Here at Bring The Kids, we’re pretty much DIY-ers. We love to find ways to create our own adventures and send our family exploring for cheap. You also know that we’re big skiers. Like it’s our favorite thing to do together (besides eat dessert). Since we’ve been skiing so much, we feel pretty qualified to give our “expert” (ha) advice on how to teach someone how to ski. Ready?
SEND THEM TO SKI SCHOOL!!!
Seriously! This is by far the best way to teach someone how to ski. WHAT? I’m sure that right now you have a million things running through your head right now like “well they don’t understand how good I am” “ski school is too expensive” or my favorite “I’m a beginner too so why send my kids to ski school if we’re working on the same thing anyway”. Well, let me explain why we feel that the best way to get someone skiing (and keep them skiing) is ski school.

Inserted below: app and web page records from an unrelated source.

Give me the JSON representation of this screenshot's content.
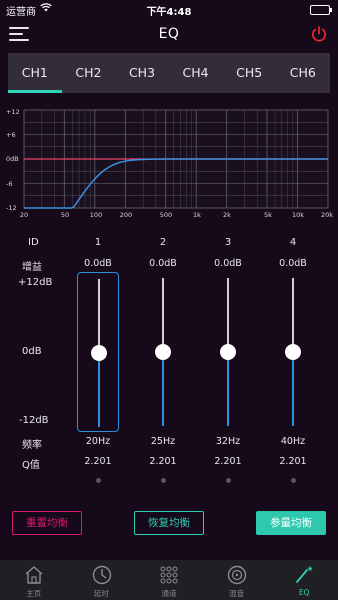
{
  "status_bar": {
    "carrier": "运营商",
    "time": "下午4:48"
  },
  "header": {
    "title": "EQ"
  },
  "channels": [
    "CH1",
    "CH2",
    "CH3",
    "CH4",
    "CH5",
    "CH6"
  ],
  "active_channel": "CH1",
  "graph": {
    "y_ticks": [
      "+12",
      "+6",
      "0dB",
      "-6",
      "-12"
    ],
    "x_ticks": [
      "20",
      "50",
      "100",
      "200",
      "500",
      "1k",
      "2k",
      "5k",
      "10k",
      "20k"
    ],
    "colors": {
      "flat": "#e8456a",
      "response": "#3a8fe0",
      "grid": "#6a6a70"
    }
  },
  "eq_table": {
    "id_label": "ID",
    "gain_label": "增益",
    "gain_max": "+12dB",
    "gain_mid": "0dB",
    "gain_min": "-12dB",
    "freq_label": "频率",
    "q_label": "Q值",
    "bands": [
      {
        "id": "1",
        "gain": "0.0dB",
        "freq": "20Hz",
        "q": "2.201",
        "level": 0.5
      },
      {
        "id": "2",
        "gain": "0.0dB",
        "freq": "25Hz",
        "q": "2.201",
        "level": 0.5
      },
      {
        "id": "3",
        "gain": "0.0dB",
        "freq": "32Hz",
        "q": "2.201",
        "level": 0.5
      },
      {
        "id": "4",
        "gain": "0.0dB",
        "freq": "40Hz",
        "q": "2.201",
        "level": 0.5
      }
    ]
  },
  "buttons": {
    "reset": "重置均衡",
    "restore": "恢复均衡",
    "param": "参量均衡"
  },
  "nav": [
    {
      "label": "主页",
      "icon": "home-icon"
    },
    {
      "label": "延时",
      "icon": "clock-icon"
    },
    {
      "label": "通道",
      "icon": "grid-dots-icon"
    },
    {
      "label": "混音",
      "icon": "disc-icon"
    },
    {
      "label": "EQ",
      "icon": "eq-wand-icon"
    }
  ],
  "accent_color": "#2ecdb3"
}
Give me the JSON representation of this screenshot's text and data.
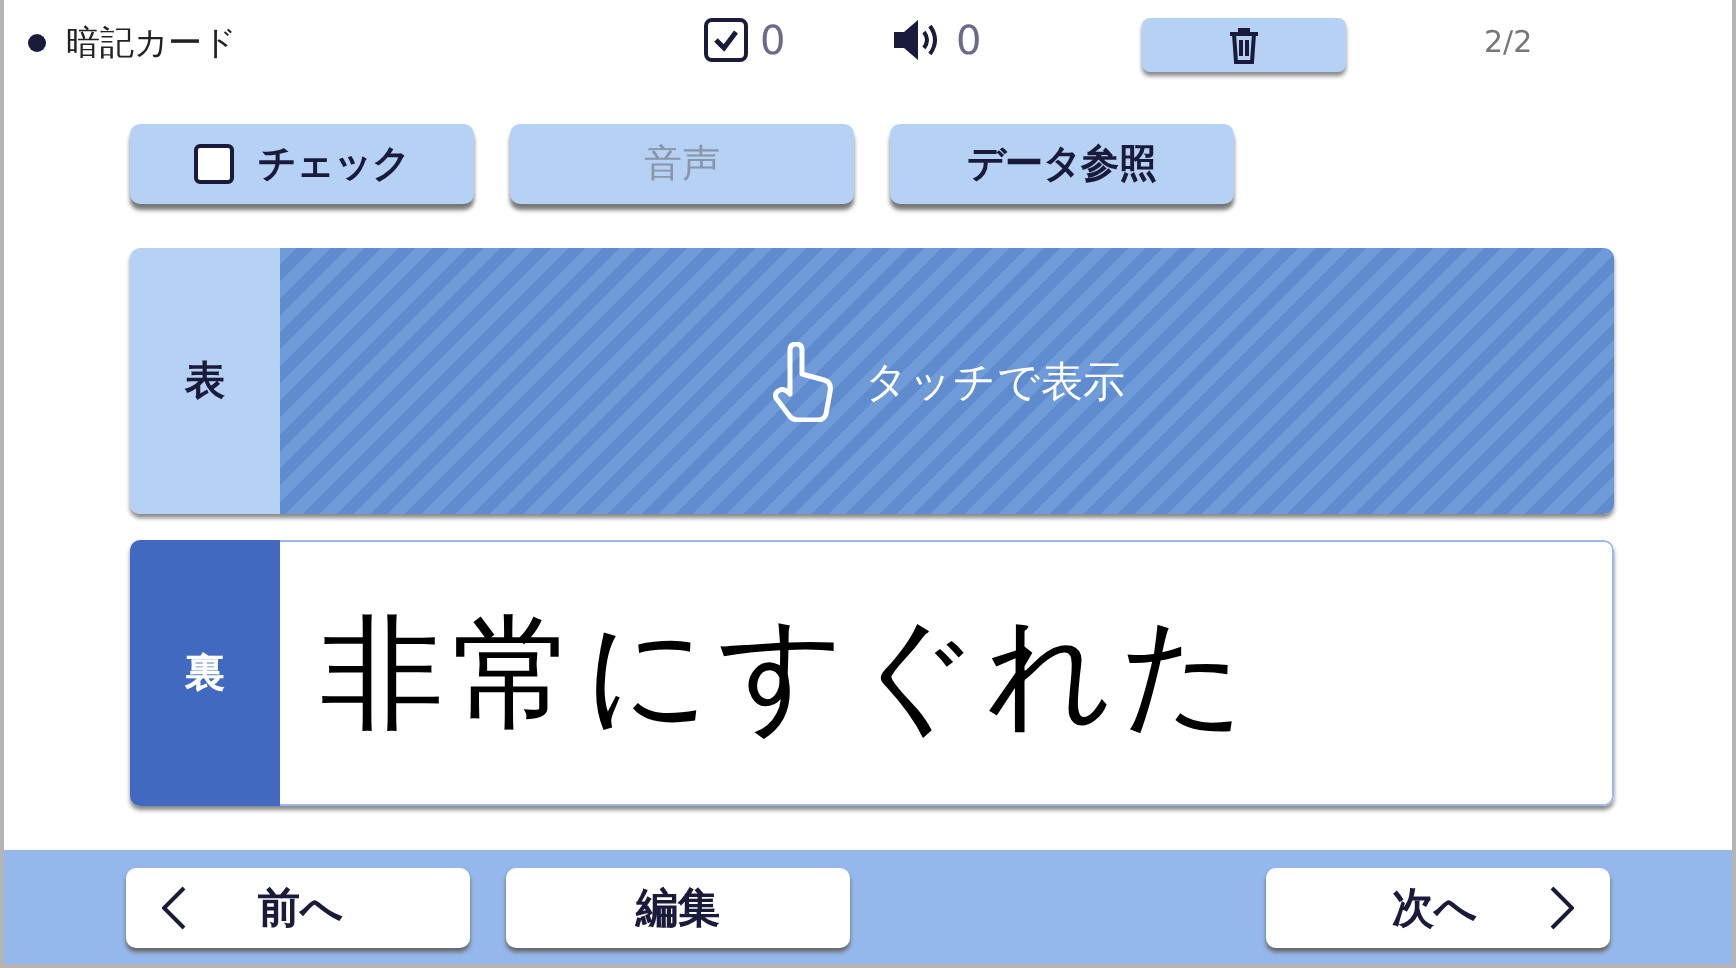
{
  "header": {
    "title": "暗記カード",
    "check_count": "0",
    "audio_count": "0",
    "page": "2/2"
  },
  "toolbar": [
    {
      "kind": "check",
      "label": "チェック",
      "checked": false,
      "disabled": false
    },
    {
      "kind": "plain",
      "label": "音声",
      "disabled": true
    },
    {
      "kind": "plain",
      "label": "データ参照",
      "disabled": false
    }
  ],
  "front": {
    "side": "表",
    "hint": "タッチで表示",
    "hidden": true
  },
  "back": {
    "side": "裏",
    "handwriting": "非常にすぐれた"
  },
  "footer": [
    {
      "kind": "prev",
      "label": "前へ"
    },
    {
      "kind": "plain",
      "label": "編集"
    },
    {
      "kind": "spacer"
    },
    {
      "kind": "next",
      "label": "次へ"
    }
  ]
}
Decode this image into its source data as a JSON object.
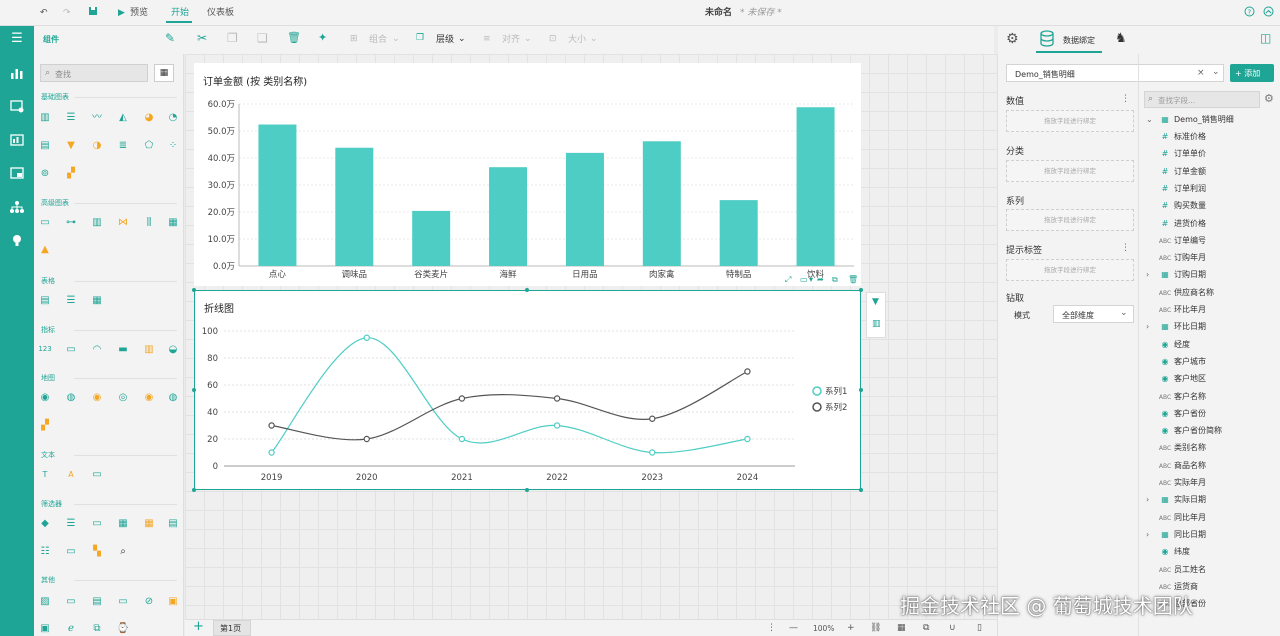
{
  "app": {
    "title": "未命名",
    "save_status": "* 未保存 *",
    "menu": {
      "preview": "预览",
      "start": "开始",
      "dashboard": "仪表板"
    }
  },
  "toolbar": {
    "group": "组合",
    "layer": "层级",
    "align": "对齐",
    "size": "大小"
  },
  "left_panel": {
    "title": "组件",
    "search_placeholder": "查找",
    "sections": {
      "basic": "基础图表",
      "advanced": "高级图表",
      "table": "表格",
      "indicator": "指标",
      "map": "地图",
      "text": "文本",
      "filter": "筛选器",
      "other": "其他"
    }
  },
  "bar_chart": {
    "title": "订单金额 (按 类别名称)",
    "chart_data": {
      "type": "bar",
      "categories": [
        "点心",
        "调味品",
        "谷类麦片",
        "海鲜",
        "日用品",
        "肉家禽",
        "特制品",
        "饮料"
      ],
      "values": [
        52.4,
        43.8,
        20.4,
        36.6,
        41.9,
        46.2,
        24.4,
        58.8
      ],
      "ylim": [
        0,
        60
      ],
      "yticks": [
        0,
        10,
        20,
        30,
        40,
        50,
        60
      ],
      "ytick_labels": [
        "0.0万",
        "10.0万",
        "20.0万",
        "30.0万",
        "40.0万",
        "50.0万",
        "60.0万"
      ],
      "color": "#4ecdc4"
    }
  },
  "line_chart": {
    "title": "折线图",
    "chart_data": {
      "type": "line",
      "categories": [
        "2019",
        "2020",
        "2021",
        "2022",
        "2023",
        "2024"
      ],
      "ylim": [
        0,
        100
      ],
      "yticks": [
        0,
        20,
        40,
        60,
        80,
        100
      ],
      "series": [
        {
          "name": "系列1",
          "values": [
            10,
            95,
            20,
            30,
            10,
            20
          ],
          "color": "#4ecdc4"
        },
        {
          "name": "系列2",
          "values": [
            30,
            20,
            50,
            50,
            35,
            70
          ],
          "color": "#555555"
        }
      ]
    }
  },
  "right_panel": {
    "tab_label": "数据绑定",
    "add_label": "+ 添加",
    "dataset": "Demo_销售明细",
    "field_search_placeholder": "查找字段...",
    "value_label": "数值",
    "category_label": "分类",
    "series_label": "系列",
    "tooltip_label": "提示标签",
    "drop_hint": "拖放字段进行绑定",
    "drill_label": "钻取",
    "mode_label": "模式",
    "mode_value": "全部维度",
    "tree_root": "Demo_销售明细",
    "fields": [
      {
        "label": "标准价格",
        "type": "num",
        "expand": false
      },
      {
        "label": "订单单价",
        "type": "num",
        "expand": false
      },
      {
        "label": "订单金额",
        "type": "num",
        "expand": false
      },
      {
        "label": "订单利润",
        "type": "num",
        "expand": false
      },
      {
        "label": "购买数量",
        "type": "num",
        "expand": false
      },
      {
        "label": "进货价格",
        "type": "num",
        "expand": false
      },
      {
        "label": "订单编号",
        "type": "abc",
        "expand": false
      },
      {
        "label": "订购年月",
        "type": "abc",
        "expand": false
      },
      {
        "label": "订购日期",
        "type": "date",
        "expand": true
      },
      {
        "label": "供应商名称",
        "type": "abc",
        "expand": false
      },
      {
        "label": "环比年月",
        "type": "abc",
        "expand": false
      },
      {
        "label": "环比日期",
        "type": "date",
        "expand": true
      },
      {
        "label": "经度",
        "type": "geo",
        "expand": false
      },
      {
        "label": "客户城市",
        "type": "geo",
        "expand": false
      },
      {
        "label": "客户地区",
        "type": "geo",
        "expand": false
      },
      {
        "label": "客户名称",
        "type": "abc",
        "expand": false
      },
      {
        "label": "客户省份",
        "type": "geo",
        "expand": false
      },
      {
        "label": "客户省份简称",
        "type": "geo",
        "expand": false
      },
      {
        "label": "类别名称",
        "type": "abc",
        "expand": false
      },
      {
        "label": "商品名称",
        "type": "abc",
        "expand": false
      },
      {
        "label": "实际年月",
        "type": "abc",
        "expand": false
      },
      {
        "label": "实际日期",
        "type": "date",
        "expand": true
      },
      {
        "label": "同比年月",
        "type": "abc",
        "expand": false
      },
      {
        "label": "同比日期",
        "type": "date",
        "expand": true
      },
      {
        "label": "纬度",
        "type": "geo",
        "expand": false
      },
      {
        "label": "员工姓名",
        "type": "abc",
        "expand": false
      },
      {
        "label": "运货商",
        "type": "abc",
        "expand": false
      },
      {
        "label": "总部省份",
        "type": "abc",
        "expand": false
      }
    ]
  },
  "bottom": {
    "page_tab": "第1页",
    "zoom": "100%"
  },
  "watermark": "掘金技术社区 @ 葡萄城技术团队",
  "colors": {
    "accent": "#1fa595",
    "bar": "#4ecdc4"
  }
}
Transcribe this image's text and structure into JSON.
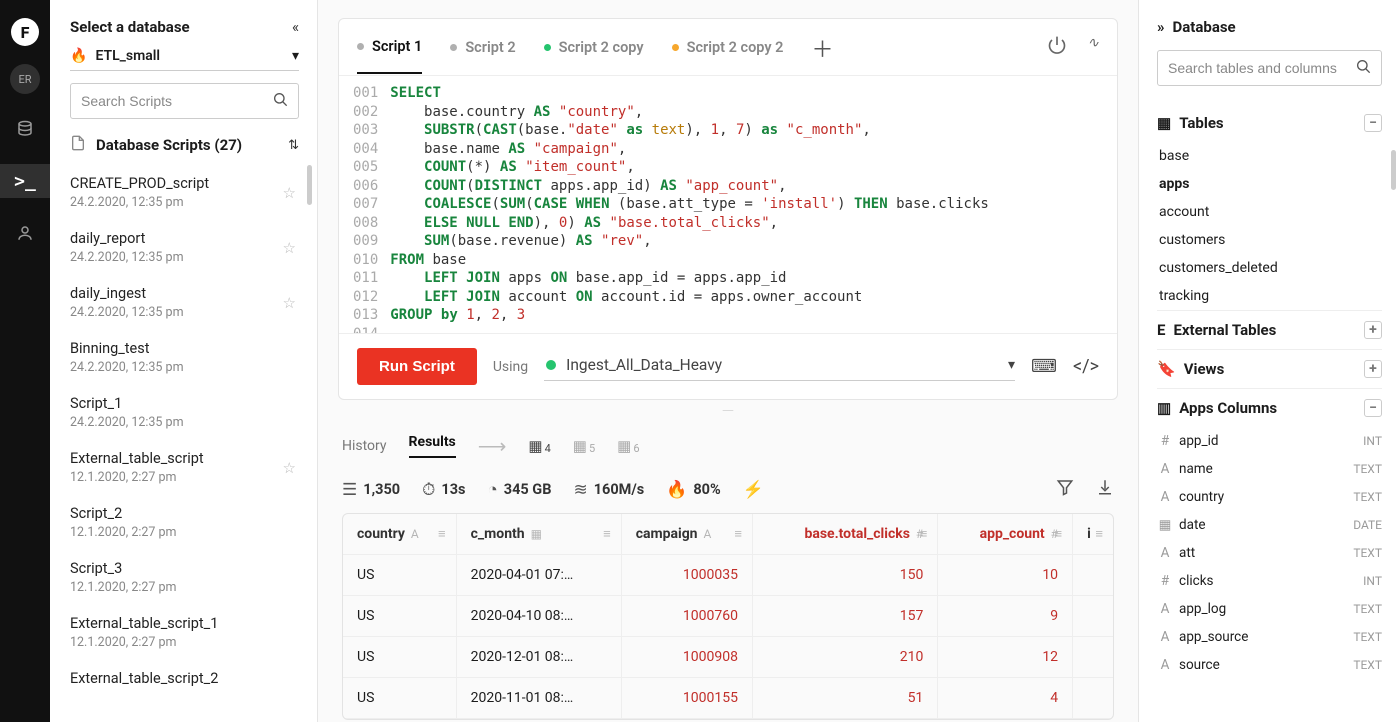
{
  "rail": {
    "avatar_initials": "ER"
  },
  "left": {
    "title": "Select a database",
    "db_name": "ETL_small",
    "search_placeholder": "Search Scripts",
    "scripts_header": "Database Scripts (27)",
    "scripts": [
      {
        "name": "CREATE_PROD_script",
        "date": "24.2.2020, 12:35 pm",
        "starred": true
      },
      {
        "name": "daily_report",
        "date": "24.2.2020, 12:35 pm",
        "starred": true
      },
      {
        "name": "daily_ingest",
        "date": "24.2.2020, 12:35 pm",
        "starred": true
      },
      {
        "name": "Binning_test",
        "date": "24.2.2020, 12:35 pm",
        "starred": false
      },
      {
        "name": "Script_1",
        "date": "24.2.2020, 12:35 pm",
        "starred": false
      },
      {
        "name": "External_table_script",
        "date": "12.1.2020, 2:27 pm",
        "starred": true
      },
      {
        "name": "Script_2",
        "date": "12.1.2020, 2:27 pm",
        "starred": false
      },
      {
        "name": "Script_3",
        "date": "12.1.2020, 2:27 pm",
        "starred": false
      },
      {
        "name": "External_table_script_1",
        "date": "12.1.2020, 2:27 pm",
        "starred": false
      },
      {
        "name": "External_table_script_2",
        "date": "",
        "starred": false
      }
    ]
  },
  "main": {
    "tabs": [
      {
        "label": "Script 1",
        "status": "gray",
        "active": true
      },
      {
        "label": "Script 2",
        "status": "gray",
        "active": false
      },
      {
        "label": "Script 2 copy",
        "status": "green",
        "active": false
      },
      {
        "label": "Script 2 copy 2",
        "status": "orange",
        "active": false
      }
    ],
    "code_lines": [
      "SELECT",
      "    base.country AS \"country\",",
      "    SUBSTR(CAST(base.\"date\" as text), 1, 7) as \"c_month\",",
      "    base.name AS \"campaign\",",
      "    COUNT(*) AS \"item_count\",",
      "    COUNT(DISTINCT apps.app_id) AS \"app_count\",",
      "    COALESCE(SUM(CASE WHEN (base.att_type = 'install') THEN base.clicks",
      "    ELSE NULL END), 0) AS \"base.total_clicks\",",
      "    SUM(base.revenue) AS \"rev\",",
      "FROM base",
      "    LEFT JOIN apps ON base.app_id = apps.app_id",
      "    LEFT JOIN account ON account.id = apps.owner_account",
      "GROUP by 1, 2, 3",
      ""
    ],
    "run_label": "Run Script",
    "using_label": "Using",
    "engine": "Ingest_All_Data_Heavy",
    "results_tabs": {
      "history": "History",
      "results": "Results",
      "counts": [
        "4",
        "5",
        "6"
      ]
    },
    "stats": {
      "rows": "1,350",
      "elapsed": "13s",
      "scanned": "345 GB",
      "throughput": "160M/s",
      "hot": "80%"
    },
    "columns": [
      {
        "name": "country",
        "type": "A"
      },
      {
        "name": "c_month",
        "type": "date"
      },
      {
        "name": "campaign",
        "type": "A"
      },
      {
        "name": "base.total_clicks",
        "type": "#"
      },
      {
        "name": "app_count",
        "type": "#"
      },
      {
        "name": "i",
        "type": ""
      }
    ],
    "rows": [
      {
        "country": "US",
        "c_month": "2020-04-01 07:…",
        "campaign": "1000035",
        "clicks": "150",
        "app_count": "10"
      },
      {
        "country": "US",
        "c_month": "2020-04-10 08:…",
        "campaign": "1000760",
        "clicks": "157",
        "app_count": "9"
      },
      {
        "country": "US",
        "c_month": "2020-12-01 08:…",
        "campaign": "1000908",
        "clicks": "210",
        "app_count": "12"
      },
      {
        "country": "US",
        "c_month": "2020-11-01 08:…",
        "campaign": "1000155",
        "clicks": "51",
        "app_count": "4"
      }
    ]
  },
  "right": {
    "title": "Database",
    "search_placeholder": "Search tables and columns",
    "tables_label": "Tables",
    "tables": [
      "base",
      "apps",
      "account",
      "customers",
      "customers_deleted",
      "tracking"
    ],
    "tables_selected": "apps",
    "ext_label": "External Tables",
    "views_label": "Views",
    "cols_label": "Apps Columns",
    "cols": [
      {
        "icon": "#",
        "name": "app_id",
        "type": "INT"
      },
      {
        "icon": "A",
        "name": "name",
        "type": "TEXT"
      },
      {
        "icon": "A",
        "name": "country",
        "type": "TEXT"
      },
      {
        "icon": "▦",
        "name": "date",
        "type": "DATE"
      },
      {
        "icon": "A",
        "name": "att",
        "type": "TEXT"
      },
      {
        "icon": "#",
        "name": "clicks",
        "type": "INT"
      },
      {
        "icon": "A",
        "name": "app_log",
        "type": "TEXT"
      },
      {
        "icon": "A",
        "name": "app_source",
        "type": "TEXT"
      },
      {
        "icon": "A",
        "name": "source",
        "type": "TEXT"
      }
    ]
  }
}
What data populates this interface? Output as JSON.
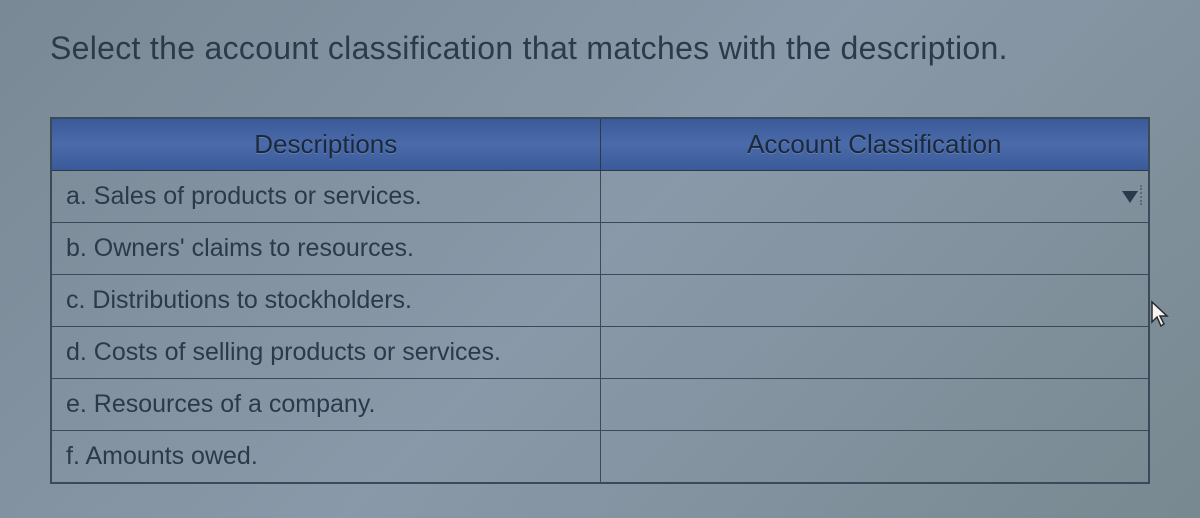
{
  "prompt": "Select the account classification that matches with the description.",
  "table": {
    "headers": {
      "descriptions": "Descriptions",
      "classification": "Account Classification"
    },
    "rows": [
      {
        "label": "a. Sales of products or services.",
        "value": ""
      },
      {
        "label": "b. Owners' claims to resources.",
        "value": ""
      },
      {
        "label": "c. Distributions to stockholders.",
        "value": ""
      },
      {
        "label": "d. Costs of selling products or services.",
        "value": ""
      },
      {
        "label": "e. Resources of a company.",
        "value": ""
      },
      {
        "label": "f. Amounts owed.",
        "value": ""
      }
    ]
  }
}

1. Even if parents are great skiers and have skied their whole lives, they probably don’t have the skills that they would need to effectively teach the correct mechanics of skiing. Prime example: I’m always amazed when I see great skiers who ski double blacks trying to teach their friends how to ski. It’s usually some version of “this is how you stop…now follow me” as they dart through the trees. I’m sure you can envision the disaster in your heads. Unfortunately, the skills that you use as an expert skier and the skills that a beginner needs are far removed. Remember that most skiing starts with a wedge-stop approach and there are several steps between that and parallel, straight ski, stopping.
2. Ski School is expensive, but well worth the investment. Plan on spending $100-$150+ for a full day of kids ski lessons. Multiply that by a few kids and a few days and that’s a huge chunk of change. At this point, you’re probably seriously considering teaching your kids yourself or just bagging the whole idea and heading to the Magic Kingdom. Hang in there – it’s so worth it. The first few times a kid skis can be a little disappointing as it’s not uncommon for it to take kids a few days to learn how to stop and turn on even the most gentle slope. However, as you stick with it, year after year, their skills skyrocket and the time needed in lessons goes drastically down. If you’re like us, you probably want to be able to ski with your family for years to come. Ski school will start you off on the right foot so that you learn correctly (and with less chance of injury) and are more likely to progress to the level that you would like.
3. One lesson’s not going to cut it. This is one my Dad taught me growing up (which my brother and I hated him for). Every year, my Dad would require that our first few days of skiing every year were spent in ski school. That way, we didn’t start off the year sloppy, but rather solidified the fundamentals and advanced to the next level. Also, remember that one day of lesson will get you barely able to navigate the bunny hill by yourself – if you’re lucky. Plan on at least a few days a year.
4. Make sure that they are ready to ski before beginning lessons. This is one of the biggest mistakes I saw parents making as I was teaching skiing (typically just a problem with younger kids). Putting a child who is not ready or willing to ski is a waste of money – plain and simple (or just really expensive daycare). Most ski schools don’t start group lessons until around age 4, which is typically a good starting point. However, here are a few more points to check your childs readiness. Is your child okay being apart from you for most of the day? Can they communicate how they feel to another adult? Do they want to ski? Are they comfortable in a group environment with other children their age? If you answered yes to these questions, your child is probably ready for ski school. If not, it might be a good time to reevaluate if skiing is right for them at this time.
Skiing is great. We believe that it’s one of the best things that a family can do together, but you have to do it right. We see plenty of people trying to teach their kids to ski who end up in the lodge in tears by the end of the day. Or worse, in the ER. There is also a big push lately to get a ski harness or a ski leash, tie the kids up and head down the hill with them. While this can be a great tool when used correctly, 90% of the time we see kids racing down the mountain, pulling their parents, like some weird version of dog sledding. Because they are so incorrectly used and often lead to children not developing the vital balance they need to ski, we would not encourage using these in place of lessons.
Don’t worry, we know that there plenty of success stories of people who learned to ski without attending ski school. We also know of many examples of individuals or families who’ve dropped the sport all together because of inadequate instruction. If you have questions, shoot us an email! You decide what will work best for you.
Oh, and in case you’re wondering, these are not just random rantings. Both of us have taught skiing at resorts with several years of teaching experience between us, attended several Professional Ski Instructor Association (PSIA) trainings and Jessica has been PSIA certified.